Who You’re Likely to Meet (and Not Meet) on a College Campus Today
Roy Morrison
Trump’s Excellent Asian Adventure
John W. Whitehead
Financial Tyranny
Ted Rall
How Society Makes Victimhood a No-Win Proposition
Jim Goodman
Stop Pretending the Estate Tax has Anything to do With Family Farmers
Thomas Klikauer
The Populism of Germany’s New Nazis
Murray Dobbin
Is Trudeau Ready for a Middle East war?
Jeiddy Martínez Armas
Firearm Democracy
Jill Richardson
Washington’s War on Poor Grad Students
Ralph Nader
The Rule of Power Over the Rule of Law
Justin O'Hagan
Capitalism Equals Peace?
Matthew Stevenson
Into Africa: From the Red Sea to Nairobi
Geoff Dutton
The Company We Sadly Keep
Evan Jones
The Censorship of Jacques Sapir, French Dissident
Linn Washington Jr.
Meek Moment Triggers Demands for Justice Reform
Gerry Brown
TPP, Indo Pacific, QUAD: What’s Next to Contain China’s Rise?
Robert Fisk
The Exile of Saad Hariri
Romana Rubeo - Ramzy Baroud
Anti-BDS Laws and Pro-Israeli Parliament: Zionist Hasbara is Winning in Italy
Robert J. Burrowes
Why are Police in the USA so Terrified?
Chuck Collins
Stop Talking About ‘Winners and Losers’ From Corporate Tax Cuts
Ron Jacobs
Private Property Does Not Equal Freedom
Kollibri terre Sonnenblume
Mass Shootings, Male Toxicity and their Roots in Agriculture
Binoy Kampmark
The Fordist Academic
Frank Scott
Weapons of Mass Distraction Get More Destructive
Missy Comley Beattie
Big Dick Diplomacy
Michael Doliner
Democracy, Real Life Acting and the Movies
Dan Bacher
Jerry Brown tells indigenous protesters in Bonn, ‘Let’s put you in the ground’
Winslow Myers
The Madness of Deterrence
Cesar Chelala
A Kiss is Not a Kiss: Sexual Abuse and Exploitation of Children
Jimmy Centeno
Garcia Meets Guayasamin: A De-Colonial Experience
Stephen Martin
When Boot Becomes Bot: Surplus Population and The Human Face.
Martin Billheimer
Homer’s Iliad, la primera nota roja
Louis Proyect

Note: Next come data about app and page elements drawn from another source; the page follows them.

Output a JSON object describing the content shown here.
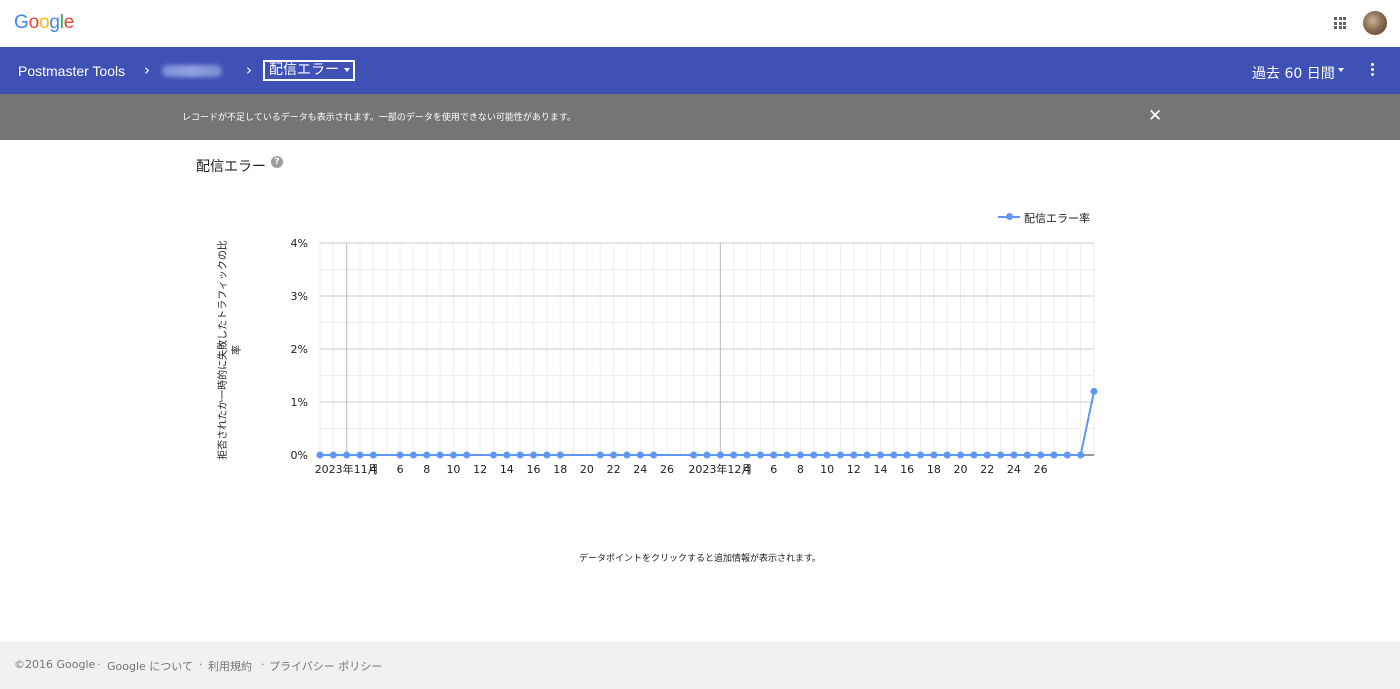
{
  "header": {
    "logo_letters": [
      {
        "char": "G",
        "color": "#4285f4"
      },
      {
        "char": "o",
        "color": "#ea4335"
      },
      {
        "char": "o",
        "color": "#fbbc05"
      },
      {
        "char": "g",
        "color": "#4285f4"
      },
      {
        "char": "l",
        "color": "#34a853"
      },
      {
        "char": "e",
        "color": "#ea4335"
      }
    ],
    "apps_icon": "apps-grid-icon",
    "avatar_icon": "user-avatar"
  },
  "nav": {
    "title": "Postmaster Tools",
    "separator": "›",
    "dashboard_label": "配信エラー",
    "period_label": "過去 60 日間",
    "bar_color": "#3f51b5"
  },
  "banner": {
    "text": "レコードが不足しているデータも表示されます。一部のデータを使用できない可能性があります。",
    "close_icon": "close-icon"
  },
  "section": {
    "title": "配信エラー",
    "help_icon": "?"
  },
  "chart_data": {
    "type": "line",
    "title": "",
    "ylabel": "拒否されたか一時的に失敗したトラフィックの比率",
    "ylim": [
      0,
      4
    ],
    "yticks": [
      "0%",
      "1%",
      "2%",
      "3%",
      "4%"
    ],
    "xlim": [
      0,
      56
    ],
    "xtick_labels": [
      {
        "x": 0.0,
        "label": "2023年11月"
      },
      {
        "x": 2.0,
        "label": "4"
      },
      {
        "x": 4.0,
        "label": "6"
      },
      {
        "x": 6.0,
        "label": "8"
      },
      {
        "x": 8.0,
        "label": "10"
      },
      {
        "x": 10.0,
        "label": "12"
      },
      {
        "x": 12.0,
        "label": "14"
      },
      {
        "x": 14.0,
        "label": "16"
      },
      {
        "x": 16.0,
        "label": "18"
      },
      {
        "x": 18.0,
        "label": "20"
      },
      {
        "x": 20.0,
        "label": "22"
      },
      {
        "x": 22.0,
        "label": "24"
      },
      {
        "x": 24.0,
        "label": "26"
      },
      {
        "x": 28.0,
        "label": "2023年12月"
      },
      {
        "x": 30.0,
        "label": "4"
      },
      {
        "x": 32.0,
        "label": "6"
      },
      {
        "x": 34.0,
        "label": "8"
      },
      {
        "x": 36.0,
        "label": "10"
      },
      {
        "x": 38.0,
        "label": "12"
      },
      {
        "x": 40.0,
        "label": "14"
      },
      {
        "x": 42.0,
        "label": "16"
      },
      {
        "x": 44.0,
        "label": "18"
      },
      {
        "x": 46.0,
        "label": "20"
      },
      {
        "x": 48.0,
        "label": "22"
      },
      {
        "x": 50.0,
        "label": "24"
      },
      {
        "x": 52.0,
        "label": "26"
      }
    ],
    "series": [
      {
        "name": "配信エラー率",
        "color": "#5e97f6",
        "points": [
          [
            -2,
            0
          ],
          [
            -1,
            0
          ],
          [
            0,
            0
          ],
          [
            1,
            0
          ],
          [
            2,
            0
          ],
          [
            4,
            0
          ],
          [
            5,
            0
          ],
          [
            6,
            0
          ],
          [
            7,
            0
          ],
          [
            8,
            0
          ],
          [
            9,
            0
          ],
          [
            11,
            0
          ],
          [
            12,
            0
          ],
          [
            13,
            0
          ],
          [
            14,
            0
          ],
          [
            15,
            0
          ],
          [
            16,
            0
          ],
          [
            19,
            0
          ],
          [
            20,
            0
          ],
          [
            21,
            0
          ],
          [
            22,
            0
          ],
          [
            23,
            0
          ],
          [
            26,
            0
          ],
          [
            27,
            0
          ],
          [
            28,
            0
          ],
          [
            29,
            0
          ],
          [
            30,
            0
          ],
          [
            31,
            0
          ],
          [
            32,
            0
          ],
          [
            33,
            0
          ],
          [
            34,
            0
          ],
          [
            35,
            0
          ],
          [
            36,
            0
          ],
          [
            37,
            0
          ],
          [
            38,
            0
          ],
          [
            39,
            0
          ],
          [
            40,
            0
          ],
          [
            41,
            0
          ],
          [
            42,
            0
          ],
          [
            43,
            0
          ],
          [
            44,
            0
          ],
          [
            45,
            0
          ],
          [
            46,
            0
          ],
          [
            47,
            0
          ],
          [
            48,
            0
          ],
          [
            49,
            0
          ],
          [
            50,
            0
          ],
          [
            51,
            0
          ],
          [
            52,
            0
          ],
          [
            53,
            0
          ],
          [
            54,
            0
          ],
          [
            55,
            0
          ],
          [
            56,
            1.2
          ]
        ]
      }
    ],
    "grid": true,
    "legend": "top-right"
  },
  "hint": "データポイントをクリックすると追加情報が表示されます。",
  "footer": {
    "copyright": "©2016 Google",
    "links": [
      "Google について",
      "利用規約",
      "プライバシー ポリシー"
    ],
    "separator": "·"
  }
}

Once There Were Strong Men
Charles R. Larson
Review: Mike McCormack’s Solar Bones
David Yearsley
Academics Take Flight
FacebookTwitterGoogle+RedditEmail